- Unintentional weight loss
- Right upper quadrant abdominal pain or tenderness
- Increased bruising and/or bleeding from any orifices in the body
- Urticaria (severe skin itching)
- Peripheral edema (swelling in the ankles, legs, and feet)
- Bloating from a buildup of fluid in the abdomen, known as ascites
- Hepatic encephalopathy
- Darkening of urine color (from excretion of certain liver-made proteins)
If you experience any of the following symptoms or are concerned that you may have liver cirrhosis, see a doctor as soon as possible—the sooner it is detected and treated, the less likely it is to worsen.
If you have any of the below symptoms, go to a hospital or visit a doctor right away:
What causes cirrhosis of the liver?

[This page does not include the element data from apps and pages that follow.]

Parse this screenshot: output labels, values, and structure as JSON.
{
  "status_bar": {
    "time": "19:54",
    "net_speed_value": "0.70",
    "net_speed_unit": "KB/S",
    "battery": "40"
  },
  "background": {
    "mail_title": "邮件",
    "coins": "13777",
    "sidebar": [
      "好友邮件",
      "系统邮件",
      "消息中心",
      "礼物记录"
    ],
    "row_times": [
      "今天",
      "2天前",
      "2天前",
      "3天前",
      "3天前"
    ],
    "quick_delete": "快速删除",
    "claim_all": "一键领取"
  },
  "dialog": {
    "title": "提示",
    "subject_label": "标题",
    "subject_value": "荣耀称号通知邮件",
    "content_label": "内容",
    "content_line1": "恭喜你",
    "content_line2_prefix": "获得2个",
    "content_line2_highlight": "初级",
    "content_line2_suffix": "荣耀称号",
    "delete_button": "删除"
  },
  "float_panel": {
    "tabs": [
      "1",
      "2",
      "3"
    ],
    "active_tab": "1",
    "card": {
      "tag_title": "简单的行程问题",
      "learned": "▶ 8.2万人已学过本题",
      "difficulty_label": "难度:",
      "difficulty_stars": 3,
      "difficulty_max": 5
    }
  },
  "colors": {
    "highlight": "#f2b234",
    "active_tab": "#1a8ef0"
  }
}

The majority of cases of liver cirrhosis are caused by:
- Excessive alcohol consumption
- Chronic viral hepatitis (both hepatitis B and C viruses induce liver cirrhosis)
Other causes include:
Rare causes include:
- Autoimmune chronic active hepatitis: It is a condition that results from the body's immune system attacking and destroying liver cells
- Drugs and chemicals: Several drugs, herbs, and chemicals can lead to liver cirrhosis.
- Inherited metabolic disorders: Several rare disorders, most of which are caused by a missing enzyme, can produce a metabolic imbalance in the liver, leading to hepatic cirrhosis. The most frequent is hemochromatosis, which produces excessive iron deposits in the liver, and Wilson's disease, which causes excessive copper accumulation.
What are the treatment options for liver cirrhosis?
If possible, treatment focuses on curing the underlying cause of cirrhosis to prevent further damage.
A doctor may prescribe the following:
- Antiviral medicines can be used to treat viral hepatitis infections.
- Steroid medicines if the cause is an autoimmune disease.
Changes to your lifestyle and diet to control your symptoms and lower your risk of problems, such as:
- Drinking less alcohol (or not at all)
- Losing weight if you’re overweight or obese
- Smoking cessation
- Doing regular exercise
- Eating a healthy, balanced diet
- Cutting down on salt in your diet to help with fluid buildup
- Practicing good hygiene to make sure you don’t get any infections
- Getting vaccinations
If your liver is severely damaged, doctors may offer a liver transplant, but this is only done in rare situations and only after all other treatment options have failed. A liver transplant is a surgical procedure that includes replacing your diseased liver with a healthy liver from someone else.
Cirrhosis of the liver caused by years of alcohol abuse or being overweight can be avoided by making changes in the early stages of the disease. However, it is difficult to prevent liver cirrhosis caused by a genetic ailment or an issue with your immune system.
Once your liver is severely damaged and scarred, there is no way to repair the damage.
Health Solutions From Our Sponsors
Cirrhosis of the Liver: https://my.clevelandclinic.org/health/diseases/15572-cirrhosis-of-the-liver
Stages of Cirrhosis: https://www.hepatitis.va.gov/cirrhosis/background/stages.asp
The Progression of Liver Disease: https://liverfoundation.org/for-patients/about-the-liver/the-progression-of-liver-disease/
Liver Cirrhosis: https://www.ncbi.nlm.nih.gov/pmc/articles/PMC2271178/
Cirrhosis of the liver: https://www.healthdirect.gov.au/cirrhosis-of-the-liver